• **BRIEF**: The job is to output each record again, character for character.

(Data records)
○ ○ ○

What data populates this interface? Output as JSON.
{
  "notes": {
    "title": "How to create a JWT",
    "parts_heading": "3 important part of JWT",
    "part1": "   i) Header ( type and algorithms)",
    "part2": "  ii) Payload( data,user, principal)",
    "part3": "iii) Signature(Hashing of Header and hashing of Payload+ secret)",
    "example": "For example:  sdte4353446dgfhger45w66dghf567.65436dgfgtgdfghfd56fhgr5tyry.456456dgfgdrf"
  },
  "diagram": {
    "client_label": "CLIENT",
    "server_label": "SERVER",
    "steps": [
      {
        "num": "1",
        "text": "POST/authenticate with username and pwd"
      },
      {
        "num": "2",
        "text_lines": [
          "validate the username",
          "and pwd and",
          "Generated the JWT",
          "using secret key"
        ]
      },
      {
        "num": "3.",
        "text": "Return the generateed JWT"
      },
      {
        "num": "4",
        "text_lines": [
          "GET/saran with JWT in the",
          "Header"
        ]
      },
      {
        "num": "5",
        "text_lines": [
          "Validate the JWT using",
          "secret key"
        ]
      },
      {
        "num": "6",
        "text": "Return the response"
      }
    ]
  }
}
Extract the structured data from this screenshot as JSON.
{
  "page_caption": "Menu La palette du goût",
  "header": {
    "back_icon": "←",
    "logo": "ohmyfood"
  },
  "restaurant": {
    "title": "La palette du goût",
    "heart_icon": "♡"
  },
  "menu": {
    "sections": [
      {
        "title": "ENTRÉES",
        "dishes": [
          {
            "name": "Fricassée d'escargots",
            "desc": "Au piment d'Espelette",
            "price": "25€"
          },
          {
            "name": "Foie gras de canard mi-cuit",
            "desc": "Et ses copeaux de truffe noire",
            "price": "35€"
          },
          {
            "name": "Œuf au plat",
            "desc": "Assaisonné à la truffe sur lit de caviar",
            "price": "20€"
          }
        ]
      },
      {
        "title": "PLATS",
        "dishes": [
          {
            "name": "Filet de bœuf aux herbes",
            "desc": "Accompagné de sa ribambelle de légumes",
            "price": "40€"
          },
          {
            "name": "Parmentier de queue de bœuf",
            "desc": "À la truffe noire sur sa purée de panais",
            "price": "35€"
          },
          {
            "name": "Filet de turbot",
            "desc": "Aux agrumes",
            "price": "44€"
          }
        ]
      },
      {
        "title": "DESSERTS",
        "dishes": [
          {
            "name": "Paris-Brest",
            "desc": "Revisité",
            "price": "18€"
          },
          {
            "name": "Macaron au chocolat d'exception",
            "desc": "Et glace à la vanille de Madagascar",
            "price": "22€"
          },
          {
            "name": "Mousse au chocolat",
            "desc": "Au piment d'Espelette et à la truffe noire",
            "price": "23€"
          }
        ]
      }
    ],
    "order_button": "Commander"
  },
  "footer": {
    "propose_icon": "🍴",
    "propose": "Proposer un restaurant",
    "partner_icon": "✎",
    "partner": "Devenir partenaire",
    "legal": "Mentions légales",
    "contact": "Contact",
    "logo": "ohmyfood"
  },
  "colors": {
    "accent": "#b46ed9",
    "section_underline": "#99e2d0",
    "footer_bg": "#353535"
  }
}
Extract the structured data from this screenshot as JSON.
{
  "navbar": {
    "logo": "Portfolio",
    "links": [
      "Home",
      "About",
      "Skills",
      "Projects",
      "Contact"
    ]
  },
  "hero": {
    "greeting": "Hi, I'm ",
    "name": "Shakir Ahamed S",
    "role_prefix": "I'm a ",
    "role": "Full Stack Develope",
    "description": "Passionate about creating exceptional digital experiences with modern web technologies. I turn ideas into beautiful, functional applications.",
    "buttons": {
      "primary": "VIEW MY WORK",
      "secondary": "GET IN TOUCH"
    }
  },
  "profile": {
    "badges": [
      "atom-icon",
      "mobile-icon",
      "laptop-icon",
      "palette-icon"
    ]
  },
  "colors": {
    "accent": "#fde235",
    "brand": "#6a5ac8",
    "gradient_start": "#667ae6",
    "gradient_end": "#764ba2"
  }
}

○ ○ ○

• **RESULT FOR THIS EXERCISE**:
What data populates this interface? Output as JSON.
{
  "notes": {
    "title": "How to create a JWT",
    "parts_heading": "3 important part of JWT",
    "part1": "   i) Header ( type and algorithms)",
    "part2": "  ii) Payload( data,user, principal)",
    "part3": "iii) Signature(Hashing of Header and hashing of Payload+ secret)",
    "example": "For example:  sdte4353446dgfhger45w66dghf567.65436dgfgtgdfghfd56fhgr5tyry.456456dgfgdrf"
  },
  "diagram": {
    "client_label": "CLIENT",
    "server_label": "SERVER",
    "steps": [
      {
        "num": "1",
        "text": "POST/authenticate with username and pwd"
      },
      {
        "num": "2",
        "text_lines": [
          "validate the username",
          "and pwd and",
          "Generated the JWT",
          "using secret key"
        ]
      },
      {
        "num": "3.",
        "text": "Return the generateed JWT"
      },
      {
        "num": "4",
        "text_lines": [
          "GET/saran with JWT in the",
          "Header"
        ]
      },
      {
        "num": "5",
        "text_lines": [
          "Validate the JWT using",
          "secret key"
        ]
      },
      {
        "num": "6",
        "text": "Return the response"
      }
    ]
  }
}
Extract the structured data from this screenshot as JSON.
{
  "page_caption": "Menu La palette du goût",
  "header": {
    "back_icon": "←",
    "logo": "ohmyfood"
  },
  "restaurant": {
    "title": "La palette du goût",
    "heart_icon": "♡"
  },
  "menu": {
    "sections": [
      {
        "title": "ENTRÉES",
        "dishes": [
          {
            "name": "Fricassée d'escargots",
            "desc": "Au piment d'Espelette",
            "price": "25€"
          },
          {
            "name": "Foie gras de canard mi-cuit",
            "desc": "Et ses copeaux de truffe noire",
            "price": "35€"
          },
          {
            "name": "Œuf au plat",
            "desc": "Assaisonné à la truffe sur lit de caviar",
            "price": "20€"
          }
        ]
      },
      {
        "title": "PLATS",
        "dishes": [
          {
            "name": "Filet de bœuf aux herbes",
            "desc": "Accompagné de sa ribambelle de légumes",
            "price": "40€"
          },
          {
            "name": "Parmentier de queue de bœuf",
            "desc": "À la truffe noire sur sa purée de panais",
            "price": "35€"
          },
          {
            "name": "Filet de turbot",
            "desc": "Aux agrumes",
            "price": "44€"
          }
        ]
      },
      {
        "title": "DESSERTS",
        "dishes": [
          {
            "name": "Paris-Brest",
            "desc": "Revisité",
            "price": "18€"
          },
          {
            "name": "Macaron au chocolat d'exception",
            "desc": "Et glace à la vanille de Madagascar",
            "price": "22€"
          },
          {
            "name": "Mousse au chocolat",
            "desc": "Au piment d'Espelette et à la truffe noire",
            "price": "23€"
          }
        ]
      }
    ],
    "order_button": "Commander"
  },
  "footer": {
    "propose_icon": "🍴",
    "propose": "Proposer un restaurant",
    "partner_icon": "✎",
    "partner": "Devenir partenaire",
    "legal": "Mentions légales",
    "contact": "Contact",
    "logo": "ohmyfood"
  },
  "colors": {
    "accent": "#b46ed9",
    "section_underline": "#99e2d0",
    "footer_bg": "#353535"
  }
}
Extract the structured data from this screenshot as JSON.
{
  "navbar": {
    "logo": "Portfolio",
    "links": [
      "Home",
      "About",
      "Skills",
      "Projects",
      "Contact"
    ]
  },
  "hero": {
    "greeting": "Hi, I'm ",
    "name": "Shakir Ahamed S",
    "role_prefix": "I'm a ",
    "role": "Full Stack Develope",
    "description": "Passionate about creating exceptional digital experiences with modern web technologies. I turn ideas into beautiful, functional applications.",
    "buttons": {
      "primary": "VIEW MY WORK",
      "secondary": "GET IN TOUCH"
    }
  },
  "profile": {
    "badges": [
      "atom-icon",
      "mobile-icon",
      "laptop-icon",
      "palette-icon"
    ]
  },
  "colors": {
    "accent": "#fde235",
    "brand": "#6a5ac8",
    "gradient_start": "#667ae6",
    "gradient_end": "#764ba2"
  }
}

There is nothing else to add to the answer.